    Just had the motor apart and it looks fine. It's doesn't even looked used and moves very freely.

    The cake mixer still actually works.

    I have been chatting to Adam on MSN and have sorted out most of what I need so going to get the parts (cheap as chips) and replace them. Then see how it goes.

    However, 2 of the capacitors we are unsure on.

    We think they are 25 pico Farad (x10^-12 ???)

    Anyway, if you could take a look at this pic and let me know what you think they are. Cheers!

    [​IMG]
     
    Last edited: 23 May 2006
  16. sinister_stu

    Gangster

    Joined: 15 Nov 2002

    Posts: 447

    The 250 is the clue... there's no standard for capacitor labelling so not sure what value it is. Usually they are in uF of pF though.
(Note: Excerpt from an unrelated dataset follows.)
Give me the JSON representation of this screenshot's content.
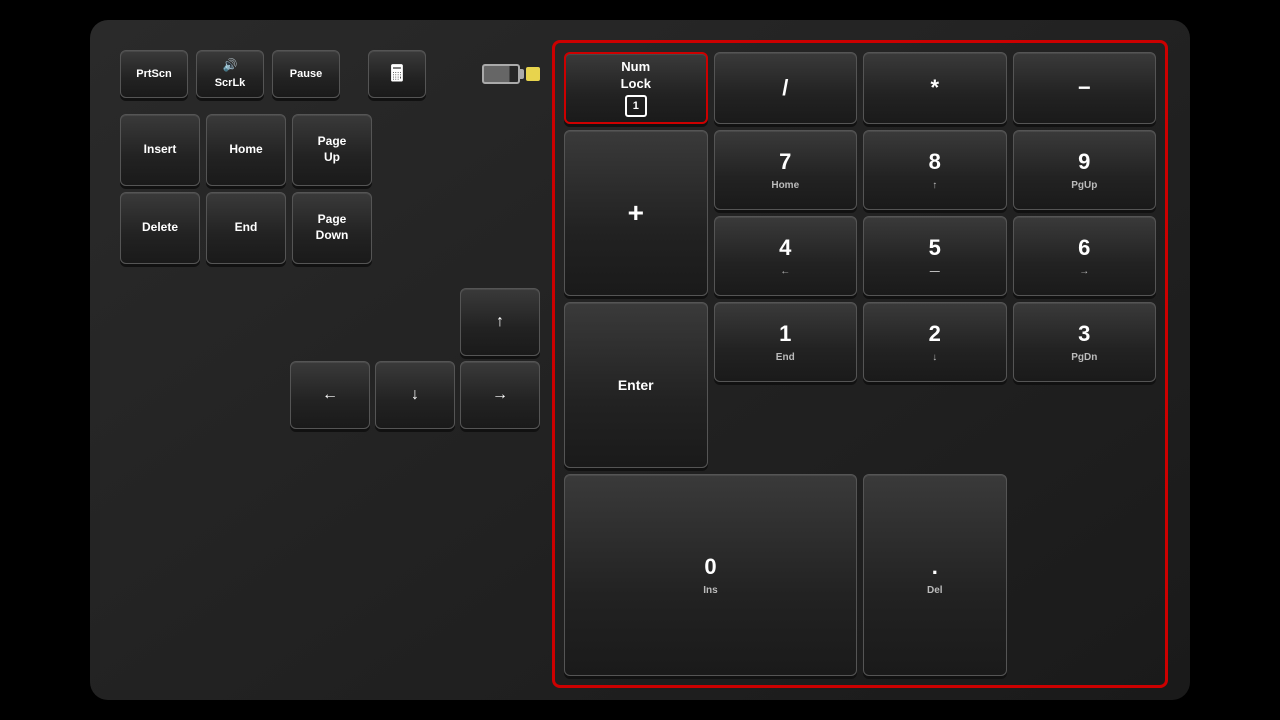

The part behind the capacitors is a crystal oscillator though, resonant frequency of 3.8MHz.
     
    Last edited: 23 May 2006
  17. VeNT

    Capodecina

    Joined: 9 Jan 2003

    Posts: 20,674

    Location: Cornwall

    need better pics (different angles etc) but I'd say that it was the ossilater behind that is the issue
     
  18. Tesla

    Capodecina

    Joined: 19 Jan 2003

    Posts: 17,410

    Location: Bristol, UK

    On the top it "read" 0.15microF @ X

    I thought it was an X rated capacitor.
     
  19. VeNT

    Capodecina

    Joined: 9 Jan 2003

    Posts: 20,674

    Location: Cornwall

    what
    with boobies etc?
    niiiice
    porn microwave
     
  20. sinister_stu

    Gangster

    Joined: 15 Nov 2002

    Posts: 447

    0.15uF @ X means that at the resonant frequency, the oscillator will be a capacitive load. Not especially important to you, but necessary to know when you're designing a circuit incorporating it.

    Best bet for replacing the crystal (if required) is to take that component to a high street electronics store and see if they can match it.